 Symbolic Mode:

In the absolute mode, the user can change the file permissions for all three owners. In the symbolic mode, you can also modify the files. Here you need to make use of mathematical symbols to modify any Linux file permissions.

+       -> this symbol will add permission to the directory or a file.

-               -> This symbol removes the file permission.

=      -> this symbol will set the permission for a given file and also overrides the permission set.

 The owners can be represented as;

User Denotations

 U       -> user or owner

 G        -> Group

 O        -> other

  A        -> all

Want to know more about Linux, visit here Linux Tutorial!

Linux – File management:

When you start working with Linux, most of the time you need to work with files and directories. In this section, we are going to explain how to create, remove, copy, rename, and create links to them, etc.

 There are three basic types of files:

  1. Ordinary files: Ordinary files in the Linux system consist of data, programming instructions, and text.
  1. Directories: Directories in the Linux system helps to store both special and ordinary files. Most of the directories can also be stored with Windows, MAC OS, and they are equivalent to folders.
  1. Special files: Some special files help to access hardware devices like hard drives, modems, Ethernet adapters, and CD-ROM. They are similar to aliases and enable us to access a single file with the help of different names.

Some other properties of the file management system:

  1. Listing files:

You can list the files and directories which are stored in the current directory with the help of the following command:


  The following are the important list files:

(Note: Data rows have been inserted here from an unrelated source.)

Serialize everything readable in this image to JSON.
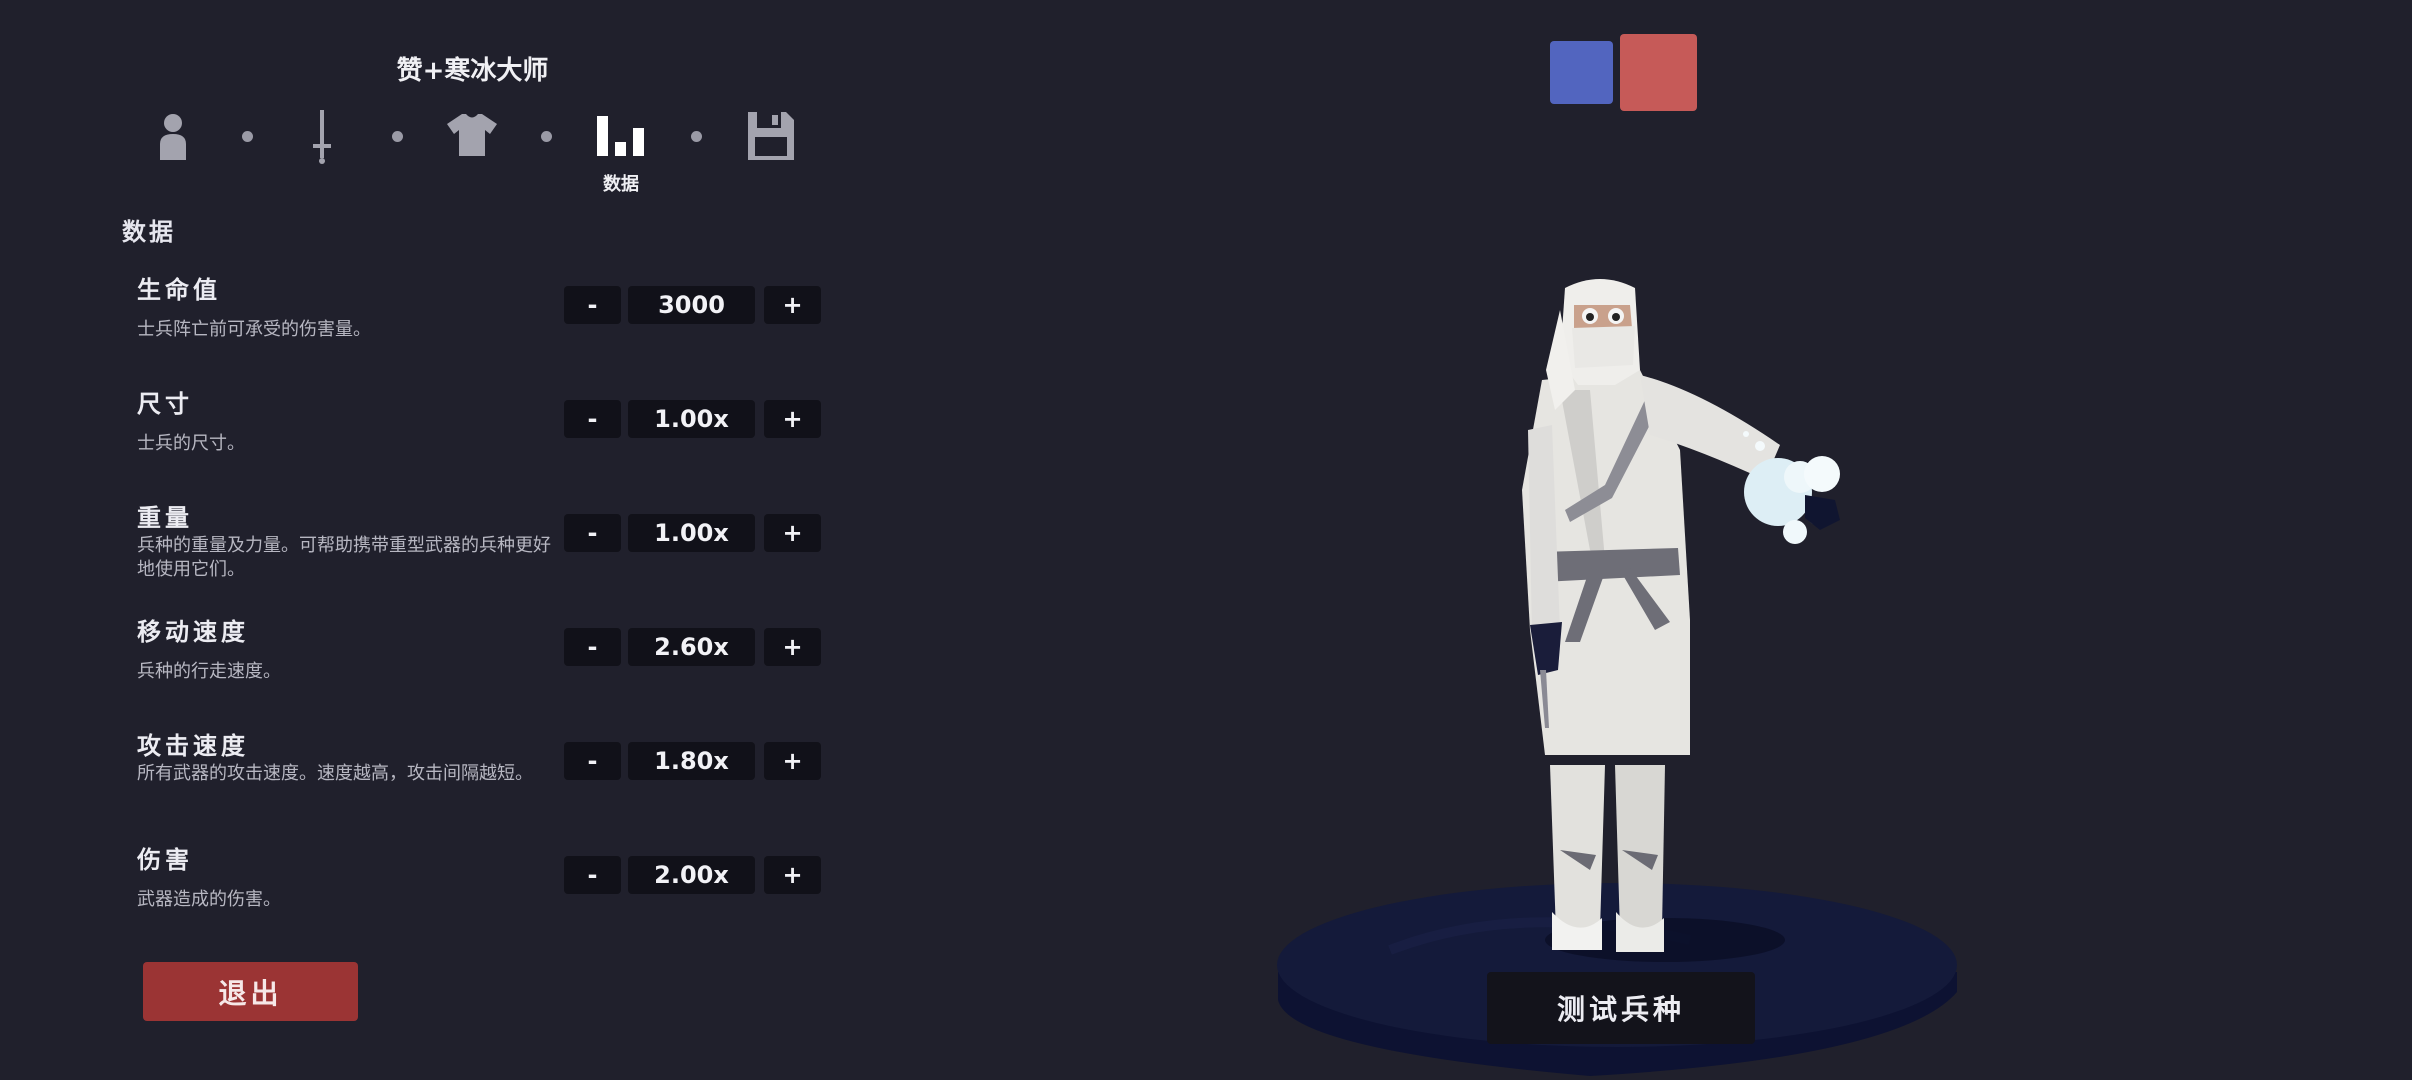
{
  "unit": {
    "title": "赞+寒冰大师"
  },
  "steps": [
    {
      "name": "unit-base",
      "icon": "person-icon",
      "label": ""
    },
    {
      "name": "weapon",
      "icon": "sword-icon",
      "label": ""
    },
    {
      "name": "clothing",
      "icon": "shirt-icon",
      "label": ""
    },
    {
      "name": "stats",
      "icon": "bar-chart-icon",
      "label": "数据"
    },
    {
      "name": "save",
      "icon": "floppy-disk-icon",
      "label": ""
    }
  ],
  "section": {
    "title": "数据"
  },
  "stats": [
    {
      "name": "生命值",
      "desc": "士兵阵亡前可承受的伤害量。",
      "value": "3000"
    },
    {
      "name": "尺寸",
      "desc": "士兵的尺寸。",
      "value": "1.00x"
    },
    {
      "name": "重量",
      "desc": "兵种的重量及力量。可帮助携带重型武器的兵种更好地使用它们。",
      "value": "1.00x"
    },
    {
      "name": "移动速度",
      "desc": "兵种的行走速度。",
      "value": "2.60x"
    },
    {
      "name": "攻击速度",
      "desc": "所有武器的攻击速度。速度越高，攻击间隔越短。",
      "value": "1.80x"
    },
    {
      "name": "伤害",
      "desc": "武器造成的伤害。",
      "value": "2.00x"
    }
  ],
  "controls": {
    "minus": "-",
    "plus": "+"
  },
  "buttons": {
    "exit": "退出",
    "test": "测试兵种"
  },
  "colors": {
    "background": "#20202c",
    "team_blue": "#5265bf",
    "team_red": "#c65a58",
    "exit_button": "#9b3434",
    "platform": "#141a3a"
  }
}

  1. -     ->   this is a regular file, like ASCII text files, hard links, and binary executable.
  2. b -> This is a block special file. You can be used this as an input/output file like physical hard drives.
  3. 3. c    -> this is a character special file. Raw input or output device files like the physical hard drive.
  4. d -> this is a directory file that consists of list files and directories.
  5. I   -> this is also known as a symbolic link file. You can also use them as links on any other regular files.
  6. P  -> it is called a named pipe. This is also a mechanism to interprocess the communication.
  7. s  -> this is a socket file mainly used to interprocess the communication between any two devices.

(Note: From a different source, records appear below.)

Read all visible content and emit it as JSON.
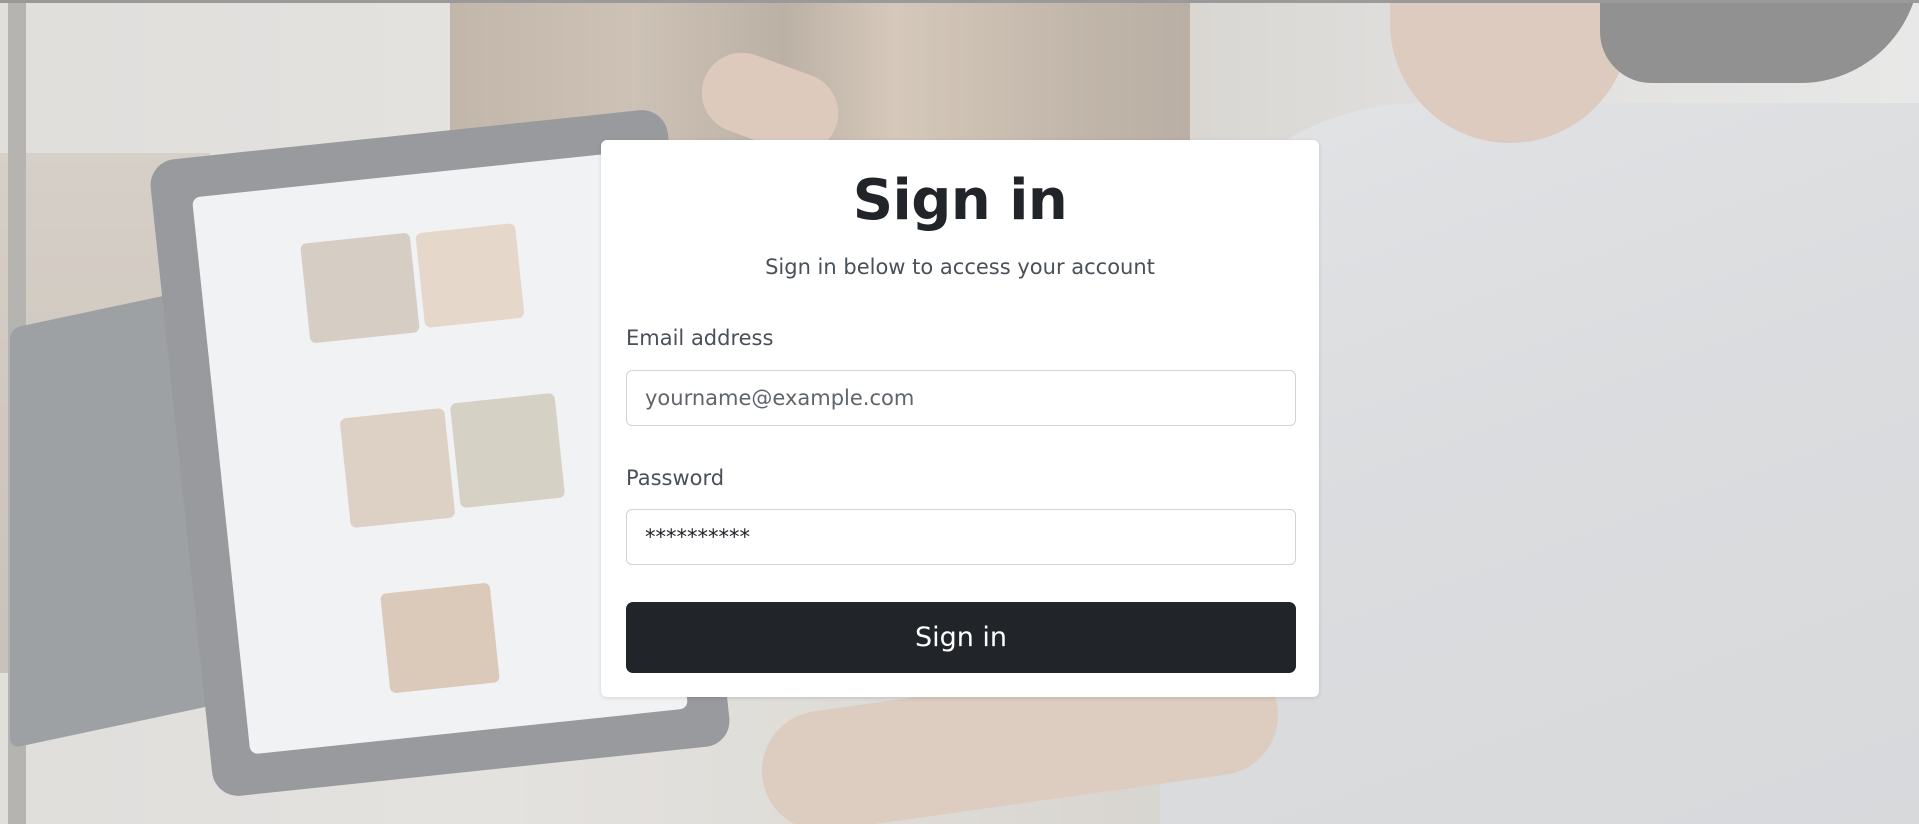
{
  "signin": {
    "title": "Sign in",
    "subtitle": "Sign in below to access your account",
    "email_label": "Email address",
    "email_placeholder": "yourname@example.com",
    "password_label": "Password",
    "password_value": "**********",
    "submit_label": "Sign in"
  },
  "colors": {
    "button": "#212529",
    "card": "#ffffff",
    "text": "#212529"
  }
}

Linux Certification Training

Weekday / Weekend Batches


Metacharacters hold special meaning in the Linux system. For example, * and ? are the metacharacters. You can use * to match the characters and ? Used to match any single character.

For example:

$ls ch*.doc

Hidden files:

This is an invisible file type; the first character of the file can be represented as a dot or nay period character (.). In a Linux system, use these file types to store the configuration information.

For example:

  1. .profile  -  the Bourne shell (sh), this is an initialization script.
  2. .kshrc   - the Korn shell or (ksh) to perform the configuration process.
  3. 3. .cshrc - the C shell or (csh) to work with c programming.
  4. 4. .rhosts - this is a remote shell configuration file.

In this Linux file permission, we have designed to help Linux developers to work with various file systems and access the various file types. This blog also helps to understand the basic file types, their functionalities, covering Linux commands, Linux shell scripting, and various file utilities. I hope this blog may help a few of you to learn and explore the Linux file types and helps you to access them.

Other Articles:

Find our upcoming Linux Certification Training Online Classes

  • Batch starts on 3rd Jun 2023, Weekend batch

  • Batch starts on 7th Jun 2023, Weekday batch

  • Batch starts on 11th Jun 2023, Weekend batch

Global Promotional Image


Request for more information

Saritha Reddy
Saritha Reddy
Research Analyst
A technical lead content writer in HKR Trainings with an expertise in delivering content on the market demanding technologies like Networking, Storage & Virtualization,Cyber Security & SIEM Tools, Server Administration, Operating System & Administration, IAM Tools, Cloud Computing, etc. She does a great job in creating wonderful content for the users and always keeps updated with the latest trends in the market. To know more information connect her on Linkedin, Twitter, and Facebook.